The spheres are believed to be from the Chiriqui period from 800 to 1500 AD.
It is believed, based upon contextual information, that the spheres are to product of the Diquis culture, during their period of from 500 CE to 700 CE (AD). However, as these artifacts are of stone, and there is the possibility of relocation, and other environmental factors, proper dating for their creation is somewhat speculative. There are others who speculate that the age of the spheres extends back as far as 4,000 years and the products of a much older culture
"The best spheres are perhaps the finest examples of precision stone carving in the ancient world." The maximum circumference error in one 6-foot, 7-inch diameter sphere in only 0.5 inch, or 0.2%
Whatever "mystery" exists has more to do with loss of information due to the destruction of the balls and their archaeological contexts than lost continents, ancient astronauts, or transoceanic voyages.
Hundreds of stone balls have been documented in Costa Rica, ranging in size from a few centimeters to over two meters in diameter. Almost all of them are made of granodiorite, a hard, igneous stone. These objects are not natural in origin, unlike the stone balls in Jalisco, Mexico that were described in a 1965 National Geographic article. Rather, they are monolithic sculptures made by human hands.

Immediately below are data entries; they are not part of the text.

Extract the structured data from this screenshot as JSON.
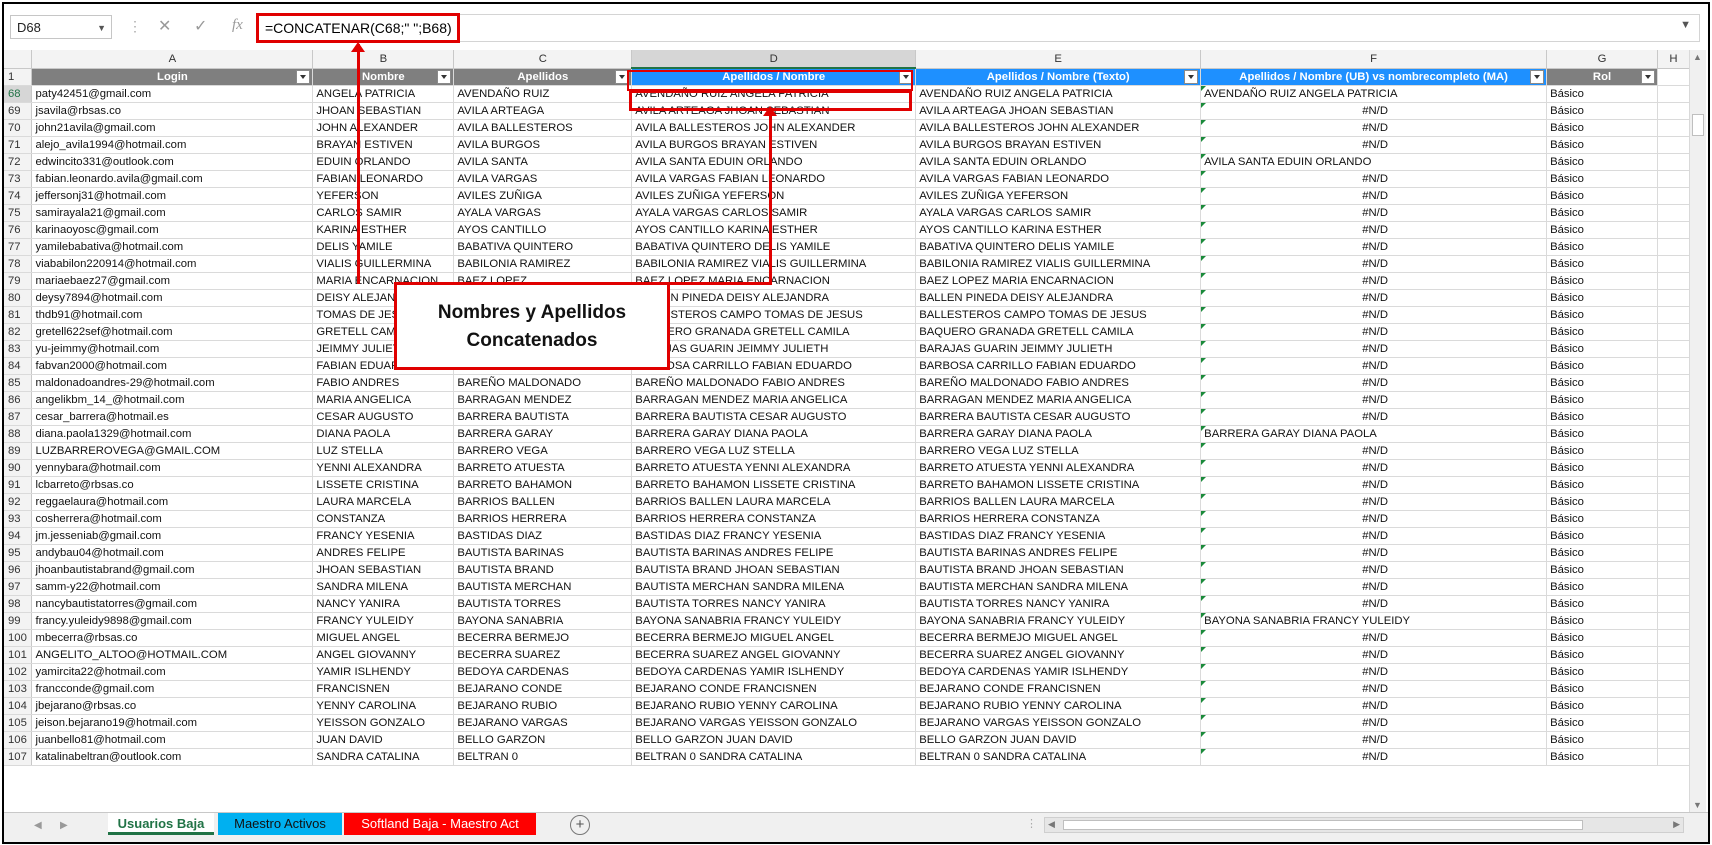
{
  "formula_bar": {
    "name_box": "D68",
    "formula": "=CONCATENAR(C68;\" \";B68)",
    "fx_label": "fx",
    "cancel_glyph": "✕",
    "enter_glyph": "✓"
  },
  "columns": [
    "A",
    "B",
    "C",
    "D",
    "E",
    "F",
    "G",
    "H"
  ],
  "selected_column": "D",
  "header_row": {
    "row_num": "1",
    "cells": [
      "Login",
      "Nombre",
      "Apellidos",
      "Apellidos / Nombre",
      "Apellidos / Nombre (Texto)",
      "Apellidos / Nombre (UB) vs nombrecompleto (MA)",
      "Rol"
    ]
  },
  "rows": [
    {
      "n": "68",
      "a": "paty42451@gmail.com",
      "b": "ANGELA PATRICIA",
      "c": "AVENDAÑO RUIZ",
      "d": "AVENDAÑO RUIZ ANGELA PATRICIA",
      "e": "AVENDAÑO RUIZ ANGELA PATRICIA",
      "f": "AVENDAÑO RUIZ ANGELA PATRICIA",
      "g": "Básico"
    },
    {
      "n": "69",
      "a": "jsavila@rbsas.co",
      "b": "JHOAN SEBASTIAN",
      "c": "AVILA ARTEAGA",
      "d": "AVILA ARTEAGA JHOAN SEBASTIAN",
      "e": "AVILA ARTEAGA JHOAN SEBASTIAN",
      "f": "#N/D",
      "g": "Básico"
    },
    {
      "n": "70",
      "a": "john21avila@gmail.com",
      "b": "JOHN ALEXANDER",
      "c": "AVILA BALLESTEROS",
      "d": "AVILA BALLESTEROS JOHN ALEXANDER",
      "e": "AVILA BALLESTEROS JOHN ALEXANDER",
      "f": "#N/D",
      "g": "Básico"
    },
    {
      "n": "71",
      "a": "alejo_avila1994@hotmail.com",
      "b": "BRAYAN ESTIVEN",
      "c": "AVILA BURGOS",
      "d": "AVILA BURGOS BRAYAN ESTIVEN",
      "e": "AVILA BURGOS BRAYAN ESTIVEN",
      "f": "#N/D",
      "g": "Básico"
    },
    {
      "n": "72",
      "a": "edwincito331@outlook.com",
      "b": "EDUIN ORLANDO",
      "c": "AVILA SANTA",
      "d": "AVILA SANTA EDUIN ORLANDO",
      "e": "AVILA SANTA EDUIN ORLANDO",
      "f": "AVILA SANTA EDUIN ORLANDO",
      "g": "Básico"
    },
    {
      "n": "73",
      "a": "fabian.leonardo.avila@gmail.com",
      "b": "FABIAN LEONARDO",
      "c": "AVILA VARGAS",
      "d": "AVILA VARGAS FABIAN LEONARDO",
      "e": "AVILA VARGAS FABIAN LEONARDO",
      "f": "#N/D",
      "g": "Básico"
    },
    {
      "n": "74",
      "a": "jeffersonj31@hotmail.com",
      "b": "YEFERSON",
      "c": "AVILES ZUÑIGA",
      "d": "AVILES ZUÑIGA YEFERSON",
      "e": "AVILES ZUÑIGA YEFERSON",
      "f": "#N/D",
      "g": "Básico"
    },
    {
      "n": "75",
      "a": "samirayala21@gmail.com",
      "b": "CARLOS SAMIR",
      "c": "AYALA VARGAS",
      "d": "AYALA VARGAS CARLOS SAMIR",
      "e": "AYALA VARGAS CARLOS SAMIR",
      "f": "#N/D",
      "g": "Básico"
    },
    {
      "n": "76",
      "a": "karinaoyosc@gmail.com",
      "b": "KARINA ESTHER",
      "c": "AYOS CANTILLO",
      "d": "AYOS CANTILLO KARINA  ESTHER",
      "e": "AYOS CANTILLO KARINA  ESTHER",
      "f": "#N/D",
      "g": "Básico"
    },
    {
      "n": "77",
      "a": "yamilebabativa@hotmail.com",
      "b": "DELIS YAMILE",
      "c": "BABATIVA QUINTERO",
      "d": "BABATIVA QUINTERO DELIS YAMILE",
      "e": "BABATIVA QUINTERO DELIS YAMILE",
      "f": "#N/D",
      "g": "Básico"
    },
    {
      "n": "78",
      "a": "viababilon220914@hotmail.com",
      "b": "VIALIS GUILLERMINA",
      "c": "BABILONIA RAMIREZ",
      "d": "BABILONIA RAMIREZ VIALIS GUILLERMINA",
      "e": "BABILONIA RAMIREZ VIALIS GUILLERMINA",
      "f": "#N/D",
      "g": "Básico"
    },
    {
      "n": "79",
      "a": "mariaebaez27@gmail.com",
      "b": "MARIA ENCARNACION",
      "c": "BAEZ LOPEZ",
      "d": "BAEZ LOPEZ MARIA ENCARNACION",
      "e": "BAEZ LOPEZ MARIA ENCARNACION",
      "f": "#N/D",
      "g": "Básico"
    },
    {
      "n": "80",
      "a": "deysy7894@hotmail.com",
      "b": "DEISY ALEJANDRA",
      "c": "BALLEN PINEDA",
      "d": "BALLEN PINEDA DEISY ALEJANDRA",
      "e": "BALLEN PINEDA DEISY ALEJANDRA",
      "f": "#N/D",
      "g": "Básico"
    },
    {
      "n": "81",
      "a": "thdb91@hotmail.com",
      "b": "TOMAS DE JESUS",
      "c": "BALLESTEROS CAMPO",
      "d": "BALLESTEROS CAMPO TOMAS DE JESUS",
      "e": "BALLESTEROS CAMPO TOMAS DE JESUS",
      "f": "#N/D",
      "g": "Básico"
    },
    {
      "n": "82",
      "a": "gretell622sef@hotmail.com",
      "b": "GRETELL CAMILA",
      "c": "BAQUERO GRANADA",
      "d": "BAQUERO GRANADA GRETELL CAMILA",
      "e": "BAQUERO GRANADA GRETELL CAMILA",
      "f": "#N/D",
      "g": "Básico"
    },
    {
      "n": "83",
      "a": "yu-jeimmy@hotmail.com",
      "b": "JEIMMY JULIETH",
      "c": "BARAJAS GUARIN",
      "d": "BARAJAS GUARIN JEIMMY JULIETH",
      "e": "BARAJAS GUARIN JEIMMY JULIETH",
      "f": "#N/D",
      "g": "Básico"
    },
    {
      "n": "84",
      "a": "fabvan2000@hotmail.com",
      "b": "FABIAN EDUARDO",
      "c": "BARBOSA CARRILLO",
      "d": "BARBOSA CARRILLO FABIAN EDUARDO",
      "e": "BARBOSA CARRILLO FABIAN EDUARDO",
      "f": "#N/D",
      "g": "Básico"
    },
    {
      "n": "85",
      "a": "maldonadoandres-29@hotmail.com",
      "b": "FABIO ANDRES",
      "c": "BAREÑO MALDONADO",
      "d": "BAREÑO MALDONADO FABIO ANDRES",
      "e": "BAREÑO MALDONADO FABIO ANDRES",
      "f": "#N/D",
      "g": "Básico"
    },
    {
      "n": "86",
      "a": "angelikbm_14_@hotmail.com",
      "b": "MARIA ANGELICA",
      "c": "BARRAGAN MENDEZ",
      "d": "BARRAGAN MENDEZ MARIA ANGELICA",
      "e": "BARRAGAN MENDEZ MARIA ANGELICA",
      "f": "#N/D",
      "g": "Básico"
    },
    {
      "n": "87",
      "a": "cesar_barrera@hotmail.es",
      "b": "CESAR AUGUSTO",
      "c": "BARRERA BAUTISTA",
      "d": "BARRERA BAUTISTA CESAR AUGUSTO",
      "e": "BARRERA BAUTISTA CESAR AUGUSTO",
      "f": "#N/D",
      "g": "Básico"
    },
    {
      "n": "88",
      "a": "diana.paola1329@hotmail.com",
      "b": "DIANA PAOLA",
      "c": "BARRERA GARAY",
      "d": "BARRERA GARAY DIANA PAOLA",
      "e": "BARRERA GARAY DIANA PAOLA",
      "f": "BARRERA GARAY DIANA PAOLA",
      "g": "Básico"
    },
    {
      "n": "89",
      "a": "LUZBARREROVEGA@GMAIL.COM",
      "b": "LUZ STELLA",
      "c": "BARRERO VEGA",
      "d": "BARRERO VEGA LUZ STELLA",
      "e": "BARRERO VEGA LUZ STELLA",
      "f": "#N/D",
      "g": "Básico"
    },
    {
      "n": "90",
      "a": "yennybara@hotmail.com",
      "b": "YENNI  ALEXANDRA",
      "c": "BARRETO ATUESTA",
      "d": "BARRETO ATUESTA YENNI  ALEXANDRA",
      "e": "BARRETO ATUESTA YENNI  ALEXANDRA",
      "f": "#N/D",
      "g": "Básico"
    },
    {
      "n": "91",
      "a": "lcbarreto@rbsas.co",
      "b": "LISSETE CRISTINA",
      "c": "BARRETO BAHAMON",
      "d": "BARRETO BAHAMON LISSETE CRISTINA",
      "e": "BARRETO BAHAMON LISSETE CRISTINA",
      "f": "#N/D",
      "g": "Básico"
    },
    {
      "n": "92",
      "a": "reggaelaura@hotmail.com",
      "b": "LAURA  MARCELA",
      "c": "BARRIOS BALLEN",
      "d": "BARRIOS BALLEN LAURA  MARCELA",
      "e": "BARRIOS BALLEN LAURA  MARCELA",
      "f": "#N/D",
      "g": "Básico"
    },
    {
      "n": "93",
      "a": "cosherrera@hotmail.com",
      "b": "CONSTANZA",
      "c": "BARRIOS HERRERA",
      "d": "BARRIOS HERRERA CONSTANZA",
      "e": "BARRIOS HERRERA CONSTANZA",
      "f": "#N/D",
      "g": "Básico"
    },
    {
      "n": "94",
      "a": "jm.jesseniab@gmail.com",
      "b": "FRANCY YESENIA",
      "c": "BASTIDAS DIAZ",
      "d": "BASTIDAS DIAZ FRANCY YESENIA",
      "e": "BASTIDAS DIAZ FRANCY YESENIA",
      "f": "#N/D",
      "g": "Básico"
    },
    {
      "n": "95",
      "a": "andybau04@hotmail.com",
      "b": "ANDRES FELIPE",
      "c": "BAUTISTA BARINAS",
      "d": "BAUTISTA BARINAS ANDRES FELIPE",
      "e": "BAUTISTA BARINAS ANDRES FELIPE",
      "f": "#N/D",
      "g": "Básico"
    },
    {
      "n": "96",
      "a": "jhoanbautistabrand@gmail.com",
      "b": "JHOAN SEBASTIAN",
      "c": "BAUTISTA BRAND",
      "d": "BAUTISTA BRAND JHOAN SEBASTIAN",
      "e": "BAUTISTA BRAND JHOAN SEBASTIAN",
      "f": "#N/D",
      "g": "Básico"
    },
    {
      "n": "97",
      "a": "samm-y22@hotmail.com",
      "b": "SANDRA MILENA",
      "c": "BAUTISTA MERCHAN",
      "d": "BAUTISTA MERCHAN SANDRA MILENA",
      "e": "BAUTISTA MERCHAN SANDRA MILENA",
      "f": "#N/D",
      "g": "Básico"
    },
    {
      "n": "98",
      "a": "nancybautistatorres@gmail.com",
      "b": "NANCY  YANIRA",
      "c": "BAUTISTA TORRES",
      "d": "BAUTISTA TORRES NANCY  YANIRA",
      "e": "BAUTISTA TORRES NANCY  YANIRA",
      "f": "#N/D",
      "g": "Básico"
    },
    {
      "n": "99",
      "a": "francy.yuleidy9898@gmail.com",
      "b": "FRANCY YULEIDY",
      "c": "BAYONA SANABRIA",
      "d": "BAYONA SANABRIA FRANCY YULEIDY",
      "e": "BAYONA SANABRIA FRANCY YULEIDY",
      "f": "BAYONA SANABRIA FRANCY YULEIDY",
      "g": "Básico"
    },
    {
      "n": "100",
      "a": "mbecerra@rbsas.co",
      "b": "MIGUEL ANGEL",
      "c": "BECERRA BERMEJO",
      "d": "BECERRA BERMEJO MIGUEL ANGEL",
      "e": "BECERRA BERMEJO MIGUEL ANGEL",
      "f": "#N/D",
      "g": "Básico"
    },
    {
      "n": "101",
      "a": "ANGELITO_ALTOO@HOTMAIL.COM",
      "b": "ANGEL GIOVANNY",
      "c": "BECERRA SUAREZ",
      "d": "BECERRA SUAREZ ANGEL GIOVANNY",
      "e": "BECERRA SUAREZ ANGEL GIOVANNY",
      "f": "#N/D",
      "g": "Básico"
    },
    {
      "n": "102",
      "a": "yamircita22@hotmail.com",
      "b": "YAMIR ISLHENDY",
      "c": "BEDOYA CARDENAS",
      "d": "BEDOYA CARDENAS YAMIR ISLHENDY",
      "e": "BEDOYA CARDENAS YAMIR ISLHENDY",
      "f": "#N/D",
      "g": "Básico"
    },
    {
      "n": "103",
      "a": "francconde@gmail.com",
      "b": "FRANCISNEN",
      "c": "BEJARANO CONDE",
      "d": "BEJARANO CONDE FRANCISNEN",
      "e": "BEJARANO CONDE FRANCISNEN",
      "f": "#N/D",
      "g": "Básico"
    },
    {
      "n": "104",
      "a": "jbejarano@rbsas.co",
      "b": "YENNY CAROLINA",
      "c": "BEJARANO RUBIO",
      "d": "BEJARANO RUBIO YENNY CAROLINA",
      "e": "BEJARANO RUBIO YENNY CAROLINA",
      "f": "#N/D",
      "g": "Básico"
    },
    {
      "n": "105",
      "a": "jeison.bejarano19@hotmail.com",
      "b": "YEISSON GONZALO",
      "c": "BEJARANO VARGAS",
      "d": "BEJARANO VARGAS YEISSON GONZALO",
      "e": "BEJARANO VARGAS YEISSON GONZALO",
      "f": "#N/D",
      "g": "Básico"
    },
    {
      "n": "106",
      "a": "juanbello81@hotmail.com",
      "b": "JUAN DAVID",
      "c": "BELLO GARZON",
      "d": "BELLO GARZON JUAN DAVID",
      "e": "BELLO GARZON JUAN DAVID",
      "f": "#N/D",
      "g": "Básico"
    },
    {
      "n": "107",
      "a": "katalinabeltran@outlook.com",
      "b": "SANDRA CATALINA",
      "c": "BELTRAN 0",
      "d": "BELTRAN 0 SANDRA CATALINA",
      "e": "BELTRAN 0 SANDRA CATALINA",
      "f": "#N/D",
      "g": "Básico"
    }
  ],
  "callout": {
    "line1": "Nombres y Apellidos",
    "line2": "Concatenados"
  },
  "sheet_tabs": [
    {
      "label": "Usuarios Baja",
      "color": "#ffffff",
      "active": true
    },
    {
      "label": "Maestro Activos",
      "color": "#00b0f0",
      "active": false
    },
    {
      "label": "Softland Baja - Maestro Act",
      "color": "#ff0000",
      "active": false
    }
  ],
  "colors": {
    "accent_red": "#e00000",
    "excel_green": "#217346",
    "header_gray": "#7f7f7f",
    "header_blue": "#1e90ff"
  }
}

Many of the balls were found to be in alignments, consisting of straight and curved lines, as well as triangles and parallelograms. One group of four balls was found to be arranged in a line oriented to magnetic north. This has led to speculation that they may have been arranged by people familiar with the use of magnetic compasses, or astronomical alignments. Unfortunately, all but a few of these alignments were destroyed when the balls were moved from their original locations, so measurements made almost fifty years ago cannot be checked for accuracy. Many of the balls, some of them in alignments, were found on top of low mounds.